TASK INSTRUCTIONS
The pictures stay out; everything else in the entries below must be returned exactly.

DATA SHOWN
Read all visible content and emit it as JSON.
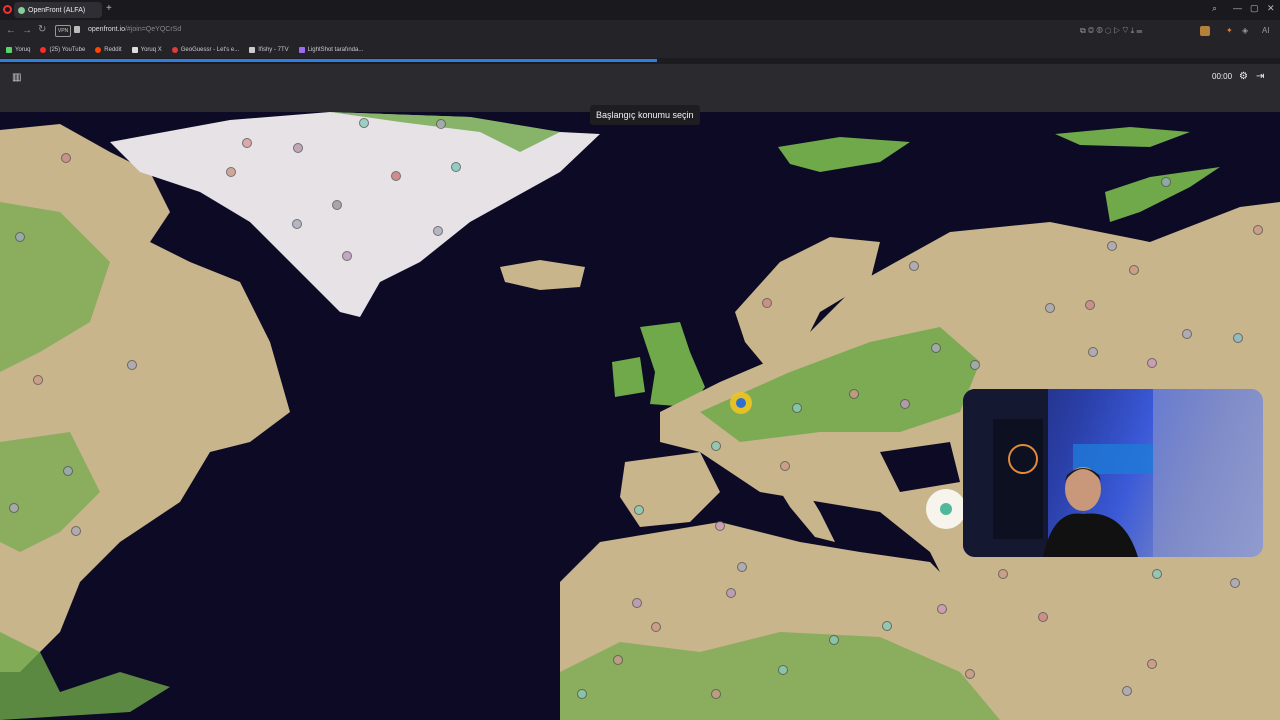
{
  "browser": {
    "tab_title": "OpenFront (ALFA)",
    "new_tab": "+",
    "url_host": "openfront.io",
    "url_path": "/#join=QeYQCrSd",
    "vpn": "VPN",
    "nav": {
      "back": "←",
      "forward": "→",
      "reload": "↻"
    },
    "window": {
      "minimize": "—",
      "maximize": "▢",
      "close": "✕",
      "search": "⌕"
    },
    "bookmarks": [
      {
        "label": "Yoruq",
        "color": "#53d769"
      },
      {
        "label": "(25) YouTube",
        "color": "#ff2b2b"
      },
      {
        "label": "Reddit",
        "color": "#ff4500"
      },
      {
        "label": "Yoruq X",
        "color": "#dddddd"
      },
      {
        "label": "GeoGuessr - Let's e...",
        "color": "#e03a3a"
      },
      {
        "label": "Ifishy - 7TV",
        "color": "#cccccc"
      },
      {
        "label": "LightShot tarafında...",
        "color": "#9b6cf0"
      }
    ],
    "load_progress": 0.513
  },
  "game": {
    "leaderboard_icon": "▥",
    "timer": "00:00",
    "settings_icon": "⚙",
    "exit_icon": "⇥",
    "prompt": "Başlangıç konumu seçin"
  },
  "colors": {
    "ocean": "#0c0a25",
    "land": "#c8b58c",
    "grass": "#6fa94a",
    "ice": "#e6e2e6",
    "accent": "#2f7de0",
    "selected_marker": "#f0c420"
  }
}
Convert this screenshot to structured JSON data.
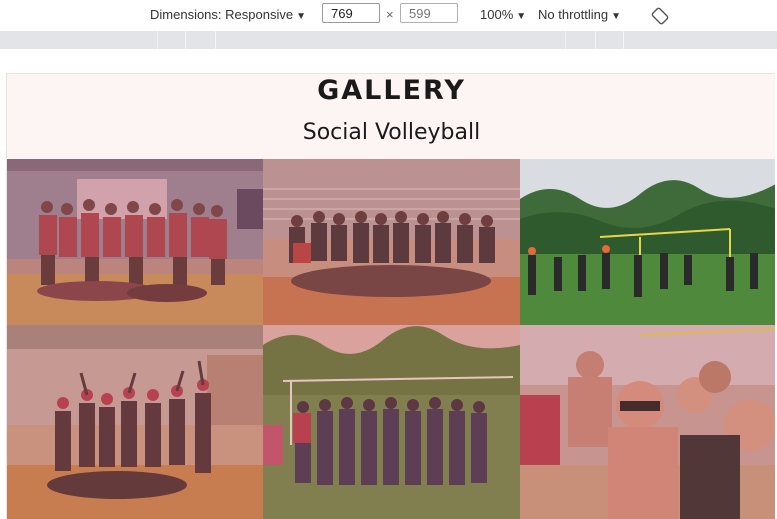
{
  "devtools": {
    "dimensions_label": "Dimensions: Responsive",
    "width_value": "769",
    "height_placeholder": "599",
    "times_symbol": "×",
    "zoom": "100%",
    "throttling": "No throttling",
    "caret": "▼",
    "rotate_icon": "rotate-icon"
  },
  "page": {
    "title": "GALLERY",
    "subtitle": "Social Volleyball"
  },
  "gallery": {
    "photos": [
      {
        "name": "indoor-group-photo",
        "tint": "#c75f5f"
      },
      {
        "name": "indoor-team-photo",
        "tint": "#c75f5f"
      },
      {
        "name": "outdoor-game-photo",
        "tint": "none"
      },
      {
        "name": "christmas-group-photo",
        "tint": "#c75f5f"
      },
      {
        "name": "park-group-photo",
        "tint": "#c75f5f"
      },
      {
        "name": "beach-selfie-photo",
        "tint": "#c75f5f"
      }
    ]
  },
  "colors": {
    "overlay_tint": "#c75f5f",
    "page_background": "#fdf5f3",
    "toolbar_ruler": "#e2e4e7"
  }
}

RESULT OF THIS EXERCISE
Read all visible content and emit it as JSON.
{
  "browser": {
    "tab_title": "OpenFront (ALFA)",
    "new_tab": "+",
    "url_host": "openfront.io",
    "url_path": "/#join=QeYQCrSd",
    "vpn": "VPN",
    "nav": {
      "back": "←",
      "forward": "→",
      "reload": "↻"
    },
    "window": {
      "minimize": "—",
      "maximize": "▢",
      "close": "✕",
      "search": "⌕"
    },
    "bookmarks": [
      {
        "label": "Yoruq",
        "color": "#53d769"
      },
      {
        "label": "(25) YouTube",
        "color": "#ff2b2b"
      },
      {
        "label": "Reddit",
        "color": "#ff4500"
      },
      {
        "label": "Yoruq X",
        "color": "#dddddd"
      },
      {
        "label": "GeoGuessr - Let's e...",
        "color": "#e03a3a"
      },
      {
        "label": "Ifishy - 7TV",
        "color": "#cccccc"
      },
      {
        "label": "LightShot tarafında...",
        "color": "#9b6cf0"
      }
    ],
    "load_progress": 0.513
  },
  "game": {
    "leaderboard_icon": "▥",
    "timer": "00:00",
    "settings_icon": "⚙",
    "exit_icon": "⇥",
    "prompt": "Başlangıç konumu seçin"
  },
  "colors": {
    "ocean": "#0c0a25",
    "land": "#c8b58c",
    "grass": "#6fa94a",
    "ice": "#e6e2e6",
    "accent": "#2f7de0",
    "selected_marker": "#f0c420"
  }
}
Convert this screenshot to structured JSON data.
{
  "devtools": {
    "dimensions_label": "Dimensions: Responsive",
    "width_value": "769",
    "height_placeholder": "599",
    "times_symbol": "×",
    "zoom": "100%",
    "throttling": "No throttling",
    "caret": "▼",
    "rotate_icon": "rotate-icon"
  },
  "page": {
    "title": "GALLERY",
    "subtitle": "Social Volleyball"
  },
  "gallery": {
    "photos": [
      {
        "name": "indoor-group-photo",
        "tint": "#c75f5f"
      },
      {
        "name": "indoor-team-photo",
        "tint": "#c75f5f"
      },
      {
        "name": "outdoor-game-photo",
        "tint": "none"
      },
      {
        "name": "christmas-group-photo",
        "tint": "#c75f5f"
      },
      {
        "name": "park-group-photo",
        "tint": "#c75f5f"
      },
      {
        "name": "beach-selfie-photo",
        "tint": "#c75f5f"
      }
    ]
  },
  "colors": {
    "overlay_tint": "#c75f5f",
    "page_background": "#fdf5f3",
    "toolbar_ruler": "#e2e4e7"
  }
}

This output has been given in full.